* _WHAT YOU ARE ASKED TO DO_: Could the entries below be retyped exactly and in full?

* _INPUT RECORDS_:
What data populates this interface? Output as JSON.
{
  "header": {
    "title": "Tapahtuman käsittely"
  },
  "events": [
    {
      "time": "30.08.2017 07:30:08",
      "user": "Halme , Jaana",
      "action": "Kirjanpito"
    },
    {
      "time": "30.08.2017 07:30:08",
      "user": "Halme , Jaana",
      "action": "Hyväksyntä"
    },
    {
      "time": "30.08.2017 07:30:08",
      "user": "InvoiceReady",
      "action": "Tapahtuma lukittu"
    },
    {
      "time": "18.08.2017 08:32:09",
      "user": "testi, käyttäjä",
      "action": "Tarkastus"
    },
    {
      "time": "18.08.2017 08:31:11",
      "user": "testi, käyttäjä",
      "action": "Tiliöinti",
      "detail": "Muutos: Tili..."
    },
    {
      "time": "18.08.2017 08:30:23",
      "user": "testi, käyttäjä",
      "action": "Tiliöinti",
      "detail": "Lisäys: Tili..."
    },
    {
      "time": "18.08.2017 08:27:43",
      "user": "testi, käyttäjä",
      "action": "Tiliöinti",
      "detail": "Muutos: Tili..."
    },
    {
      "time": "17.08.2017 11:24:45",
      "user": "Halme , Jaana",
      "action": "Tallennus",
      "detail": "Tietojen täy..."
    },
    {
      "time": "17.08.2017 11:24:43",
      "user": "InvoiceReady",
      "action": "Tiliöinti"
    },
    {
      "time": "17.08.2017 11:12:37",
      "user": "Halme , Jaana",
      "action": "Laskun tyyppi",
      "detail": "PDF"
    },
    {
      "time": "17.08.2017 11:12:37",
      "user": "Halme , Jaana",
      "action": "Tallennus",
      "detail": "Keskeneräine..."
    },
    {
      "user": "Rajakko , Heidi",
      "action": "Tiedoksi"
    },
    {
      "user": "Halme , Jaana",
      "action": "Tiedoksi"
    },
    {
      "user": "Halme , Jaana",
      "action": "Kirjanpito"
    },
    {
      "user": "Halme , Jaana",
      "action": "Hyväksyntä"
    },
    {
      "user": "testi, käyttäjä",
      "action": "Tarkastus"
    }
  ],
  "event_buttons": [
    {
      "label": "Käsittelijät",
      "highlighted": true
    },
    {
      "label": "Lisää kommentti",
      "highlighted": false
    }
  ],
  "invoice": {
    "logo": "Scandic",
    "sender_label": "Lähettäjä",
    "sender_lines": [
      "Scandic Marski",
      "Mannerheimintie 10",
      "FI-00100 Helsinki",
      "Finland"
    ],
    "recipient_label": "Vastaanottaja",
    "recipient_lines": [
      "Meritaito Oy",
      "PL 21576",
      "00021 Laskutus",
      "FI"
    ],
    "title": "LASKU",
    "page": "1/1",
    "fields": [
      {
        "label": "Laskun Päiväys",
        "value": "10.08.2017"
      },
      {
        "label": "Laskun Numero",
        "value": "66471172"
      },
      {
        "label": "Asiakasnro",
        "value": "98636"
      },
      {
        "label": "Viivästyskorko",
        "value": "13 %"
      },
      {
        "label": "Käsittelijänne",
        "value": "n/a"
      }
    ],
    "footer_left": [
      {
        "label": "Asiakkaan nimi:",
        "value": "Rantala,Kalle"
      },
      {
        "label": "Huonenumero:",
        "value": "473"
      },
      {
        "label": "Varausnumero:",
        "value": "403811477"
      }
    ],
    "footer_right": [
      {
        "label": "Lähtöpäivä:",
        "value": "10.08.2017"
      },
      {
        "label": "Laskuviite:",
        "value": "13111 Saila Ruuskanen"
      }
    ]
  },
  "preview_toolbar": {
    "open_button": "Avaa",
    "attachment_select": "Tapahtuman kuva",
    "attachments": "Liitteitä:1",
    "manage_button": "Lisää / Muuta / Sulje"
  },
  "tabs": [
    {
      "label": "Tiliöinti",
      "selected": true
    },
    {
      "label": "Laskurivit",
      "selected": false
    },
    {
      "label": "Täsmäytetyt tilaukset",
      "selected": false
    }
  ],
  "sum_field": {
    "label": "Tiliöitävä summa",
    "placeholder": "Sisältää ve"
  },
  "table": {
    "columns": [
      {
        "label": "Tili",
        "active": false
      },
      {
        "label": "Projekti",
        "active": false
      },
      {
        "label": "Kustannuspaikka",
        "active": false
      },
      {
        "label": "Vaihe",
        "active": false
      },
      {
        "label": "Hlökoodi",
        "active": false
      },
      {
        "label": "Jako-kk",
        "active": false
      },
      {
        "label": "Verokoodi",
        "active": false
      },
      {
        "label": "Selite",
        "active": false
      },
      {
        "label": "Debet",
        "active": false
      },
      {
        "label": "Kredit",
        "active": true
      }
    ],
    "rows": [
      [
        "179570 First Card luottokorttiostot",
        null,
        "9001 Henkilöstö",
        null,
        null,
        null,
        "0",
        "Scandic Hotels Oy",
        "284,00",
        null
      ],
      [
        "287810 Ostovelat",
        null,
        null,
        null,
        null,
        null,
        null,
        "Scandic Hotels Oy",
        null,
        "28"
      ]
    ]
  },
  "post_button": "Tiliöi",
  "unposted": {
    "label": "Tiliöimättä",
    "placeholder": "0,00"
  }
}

* _ANSWER TO THE EXERCISE_:
What data populates this interface? Output as JSON.
{
  "header": {
    "title": "Tapahtuman käsittely"
  },
  "events": [
    {
      "time": "30.08.2017 07:30:08",
      "user": "Halme , Jaana",
      "action": "Kirjanpito"
    },
    {
      "time": "30.08.2017 07:30:08",
      "user": "Halme , Jaana",
      "action": "Hyväksyntä"
    },
    {
      "time": "30.08.2017 07:30:08",
      "user": "InvoiceReady",
      "action": "Tapahtuma lukittu"
    },
    {
      "time": "18.08.2017 08:32:09",
      "user": "testi, käyttäjä",
      "action": "Tarkastus"
    },
    {
      "time": "18.08.2017 08:31:11",
      "user": "testi, käyttäjä",
      "action": "Tiliöinti",
      "detail": "Muutos: Tili..."
    },
    {
      "time": "18.08.2017 08:30:23",
      "user": "testi, käyttäjä",
      "action": "Tiliöinti",
      "detail": "Lisäys: Tili..."
    },
    {
      "time": "18.08.2017 08:27:43",
      "user": "testi, käyttäjä",
      "action": "Tiliöinti",
      "detail": "Muutos: Tili..."
    },
    {
      "time": "17.08.2017 11:24:45",
      "user": "Halme , Jaana",
      "action": "Tallennus",
      "detail": "Tietojen täy..."
    },
    {
      "time": "17.08.2017 11:24:43",
      "user": "InvoiceReady",
      "action": "Tiliöinti"
    },
    {
      "time": "17.08.2017 11:12:37",
      "user": "Halme , Jaana",
      "action": "Laskun tyyppi",
      "detail": "PDF"
    },
    {
      "time": "17.08.2017 11:12:37",
      "user": "Halme , Jaana",
      "action": "Tallennus",
      "detail": "Keskeneräine..."
    },
    {
      "user": "Rajakko , Heidi",
      "action": "Tiedoksi"
    },
    {
      "user": "Halme , Jaana",
      "action": "Tiedoksi"
    },
    {
      "user": "Halme , Jaana",
      "action": "Kirjanpito"
    },
    {
      "user": "Halme , Jaana",
      "action": "Hyväksyntä"
    },
    {
      "user": "testi, käyttäjä",
      "action": "Tarkastus"
    }
  ],
  "event_buttons": [
    {
      "label": "Käsittelijät",
      "highlighted": true
    },
    {
      "label": "Lisää kommentti",
      "highlighted": false
    }
  ],
  "invoice": {
    "logo": "Scandic",
    "sender_label": "Lähettäjä",
    "sender_lines": [
      "Scandic Marski",
      "Mannerheimintie 10",
      "FI-00100 Helsinki",
      "Finland"
    ],
    "recipient_label": "Vastaanottaja",
    "recipient_lines": [
      "Meritaito Oy",
      "PL 21576",
      "00021 Laskutus",
      "FI"
    ],
    "title": "LASKU",
    "page": "1/1",
    "fields": [
      {
        "label": "Laskun Päiväys",
        "value": "10.08.2017"
      },
      {
        "label": "Laskun Numero",
        "value": "66471172"
      },
      {
        "label": "Asiakasnro",
        "value": "98636"
      },
      {
        "label": "Viivästyskorko",
        "value": "13 %"
      },
      {
        "label": "Käsittelijänne",
        "value": "n/a"
      }
    ],
    "footer_left": [
      {
        "label": "Asiakkaan nimi:",
        "value": "Rantala,Kalle"
      },
      {
        "label": "Huonenumero:",
        "value": "473"
      },
      {
        "label": "Varausnumero:",
        "value": "403811477"
      }
    ],
    "footer_right": [
      {
        "label": "Lähtöpäivä:",
        "value": "10.08.2017"
      },
      {
        "label": "Laskuviite:",
        "value": "13111 Saila Ruuskanen"
      }
    ]
  },
  "preview_toolbar": {
    "open_button": "Avaa",
    "attachment_select": "Tapahtuman kuva",
    "attachments": "Liitteitä:1",
    "manage_button": "Lisää / Muuta / Sulje"
  },
  "tabs": [
    {
      "label": "Tiliöinti",
      "selected": true
    },
    {
      "label": "Laskurivit",
      "selected": false
    },
    {
      "label": "Täsmäytetyt tilaukset",
      "selected": false
    }
  ],
  "sum_field": {
    "label": "Tiliöitävä summa",
    "placeholder": "Sisältää ve"
  },
  "table": {
    "columns": [
      {
        "label": "Tili",
        "active": false
      },
      {
        "label": "Projekti",
        "active": false
      },
      {
        "label": "Kustannuspaikka",
        "active": false
      },
      {
        "label": "Vaihe",
        "active": false
      },
      {
        "label": "Hlökoodi",
        "active": false
      },
      {
        "label": "Jako-kk",
        "active": false
      },
      {
        "label": "Verokoodi",
        "active": false
      },
      {
        "label": "Selite",
        "active": false
      },
      {
        "label": "Debet",
        "active": false
      },
      {
        "label": "Kredit",
        "active": true
      }
    ],
    "rows": [
      [
        "179570 First Card luottokorttiostot",
        null,
        "9001 Henkilöstö",
        null,
        null,
        null,
        "0",
        "Scandic Hotels Oy",
        "284,00",
        null
      ],
      [
        "287810 Ostovelat",
        null,
        null,
        null,
        null,
        null,
        null,
        "Scandic Hotels Oy",
        null,
        "28"
      ]
    ]
  },
  "post_button": "Tiliöi",
  "unposted": {
    "label": "Tiliöimättä",
    "placeholder": "0,00"
  }
}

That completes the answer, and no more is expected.